Now that is stunning! All those years just collecting all the data and correcting the errors and ideas to only begin “the calculations for the jump to light speed” (sorry had to include a Star Wars reference here for fun) a year ago!!! Wow. Sounds just like climate science! We’ve not even got the data for the climate of Earth computations yet!!! Must have more data! Must have accurate data! Must eliminate all errors!!!
“Furthermore, he told me, he and Turyshev have been re-addressing the question of which direction the anomalous acceleration points in. It may not be sunward after all, as was always assumed. And a non-sunward acceleration would suggest a non-gravitational cause. “Our results are very suggestive, but I want to wait until we’re completely finished before saying anything more about it. There is a community of physicists interested in the Pioneer anomaly, and I have become quite aware of how desperately sensitive this thing can be.”
“After decades spent thinking, arguing, hoping, and in the words of Turyshev, “making a career off of it,” these scientists’ interest in the Pioneer anomaly has, understandably, accumulated psychological baggage; in the case of many of them, a cloud of emotional investment has formed around the core of objective scientific inquiry. And clouds obscure things.”
“I encourage their work,” he said, “but I’ll be skeptical of the results. And of course, they won’t be entirely sure either. We might just argue back and forth forever.”
Wow, an honest scientist who comprehends The Scientific Method and The Philosophy of Science and how it applies to himself, his community and their work.
“Other physicists are more combative. “Heat? That’s simply not the right explanation.
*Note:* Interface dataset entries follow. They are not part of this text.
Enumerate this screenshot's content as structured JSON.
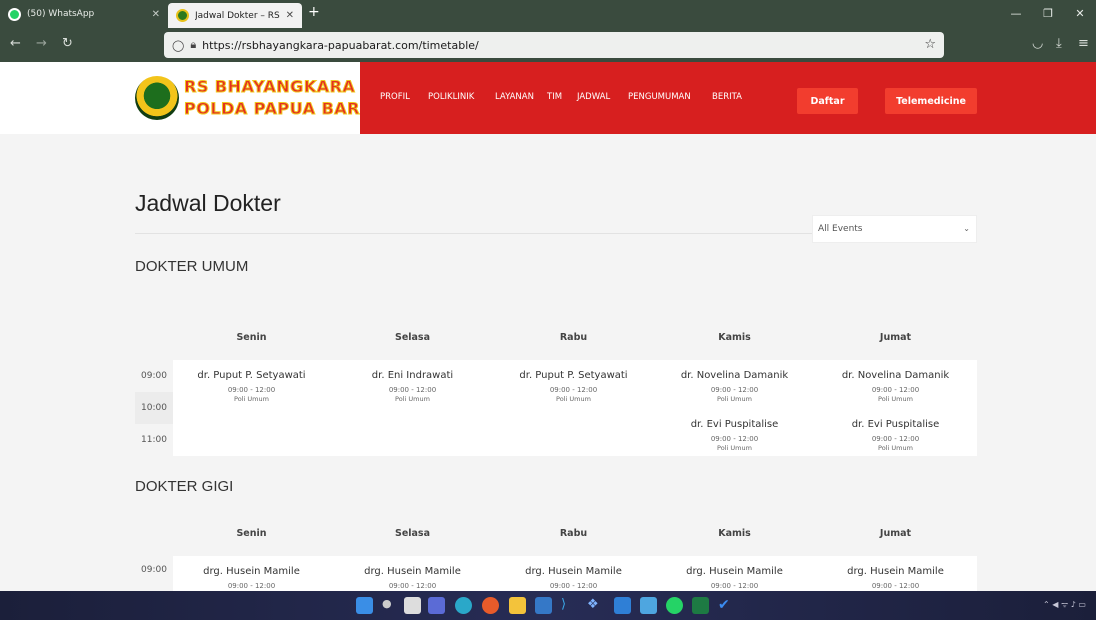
{
  "browser": {
    "tabs": [
      {
        "title": "(50) WhatsApp",
        "active": false
      },
      {
        "title": "Jadwal Dokter – RS Bhayangka",
        "active": true
      }
    ],
    "url": "https://rsbhayangkara-papuabarat.com/timetable/"
  },
  "site": {
    "logo_line1": "RS BHAYANGKARA",
    "logo_line2": "POLDA PAPUA BARAT",
    "menu": [
      "PROFIL",
      "POLIKLINIK",
      "LAYANAN",
      "TIM",
      "JADWAL",
      "PENGUMUMAN",
      "BERITA"
    ],
    "btn_daftar": "Daftar",
    "btn_telemedicine": "Telemedicine",
    "brand_color": "#d71f1f"
  },
  "page": {
    "title": "Jadwal Dokter",
    "filter_value": "All Events"
  },
  "days": [
    "Senin",
    "Selasa",
    "Rabu",
    "Kamis",
    "Jumat"
  ],
  "sections": [
    {
      "title": "DOKTER UMUM",
      "times": [
        "09:00",
        "10:00",
        "11:00"
      ],
      "entries": [
        [
          {
            "name": "dr. Puput P. Setyawati",
            "time": "09:00 - 12:00",
            "poli": "Poli Umum"
          }
        ],
        [
          {
            "name": "dr. Eni Indrawati",
            "time": "09:00 - 12:00",
            "poli": "Poli Umum"
          }
        ],
        [
          {
            "name": "dr. Puput P. Setyawati",
            "time": "09:00 - 12:00",
            "poli": "Poli Umum"
          }
        ],
        [
          {
            "name": "dr. Novelina Damanik",
            "time": "09:00 - 12:00",
            "poli": "Poli Umum"
          },
          {
            "name": "dr. Evi Puspitalise",
            "time": "09:00 - 12:00",
            "poli": "Poli Umum"
          }
        ],
        [
          {
            "name": "dr. Novelina Damanik",
            "time": "09:00 - 12:00",
            "poli": "Poli Umum"
          },
          {
            "name": "dr. Evi Puspitalise",
            "time": "09:00 - 12:00",
            "poli": "Poli Umum"
          }
        ]
      ]
    },
    {
      "title": "DOKTER GIGI",
      "times": [
        "09:00"
      ],
      "entries": [
        [
          {
            "name": "drg. Husein Mamile",
            "time": "09:00 - 12:00"
          }
        ],
        [
          {
            "name": "drg. Husein Mamile",
            "time": "09:00 - 12:00"
          }
        ],
        [
          {
            "name": "drg. Husein Mamile",
            "time": "09:00 - 12:00"
          }
        ],
        [
          {
            "name": "drg. Husein Mamile",
            "time": "09:00 - 12:00"
          }
        ],
        [
          {
            "name": "drg. Husein Mamile",
            "time": "09:00 - 12:00"
          }
        ]
      ]
    }
  ]
}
They are wrong,” commented Johan Masreliez, an independent researcher in Washington who supports the expanding spacetime model of cosmology, for which it is crucial that the value of the Pioneer anomaly equals c times H. “But then I’m biased,” he added.”
I’m starting to like these guys methods… and self appraisal abilities.
“In April, Turyshev and Toth published a comprehensive 165-page review article on Arxiv.org called, simply, “The Pioneer Anomaly” to set the stage for the forthcoming publication of their reanalysis. The review begins with two historical anecdotes of obvious pertinence. One is the story of the anomalous precession of Mercury’s perihelion, the seed that 60 years later blossomed into Einstein’s general relativity and the end of physics as it stood. The other is a lesser-known tale of anomalous celestial motion. Around the turn of the 19th century, astronomers noticed that the distant planet Uranus had a funky orbit; it deviated from the path prescribed for it by Newtonian gravity. “Some prominent astronomers suggested that perhaps Newton’s laws break down at great distances from the Sun,” wrote Toth and Turyshev. Speculation of that kind lasted until 1846, at which point another distant planet was discovered right where it needed to be to perturb the orbit of Uranus in just the way it was perturbed. That planet was Neptune, and “Newton’s law was safe.”
Though Turyshev’s and Toth’s results can’t possibly hope to be as rock solid as a new planet, by the sound of things, they themselves have become convinced of the thermal cause of the anomaly, and the sanctity of Newton’s law. “Let me tell you this,” said Turyshev, as I begged him for details about the analysis. “Physics as we know it worked well.”
Ok, the suspense remains forcing us to await their next publication. So we have to wait to learn their actual results… but one thing we do know is that they are following the scientific method very closely, at least from what we can tell from the article’s assertions.
Overall this was a very well written science article and as such I applaud Natalie Wolchover, the author of the popular science article. I also applaud the various people involved in the investigation for their commitment and dedication to The Scientific Method and The Philosophy of Science! Stellar performance guys!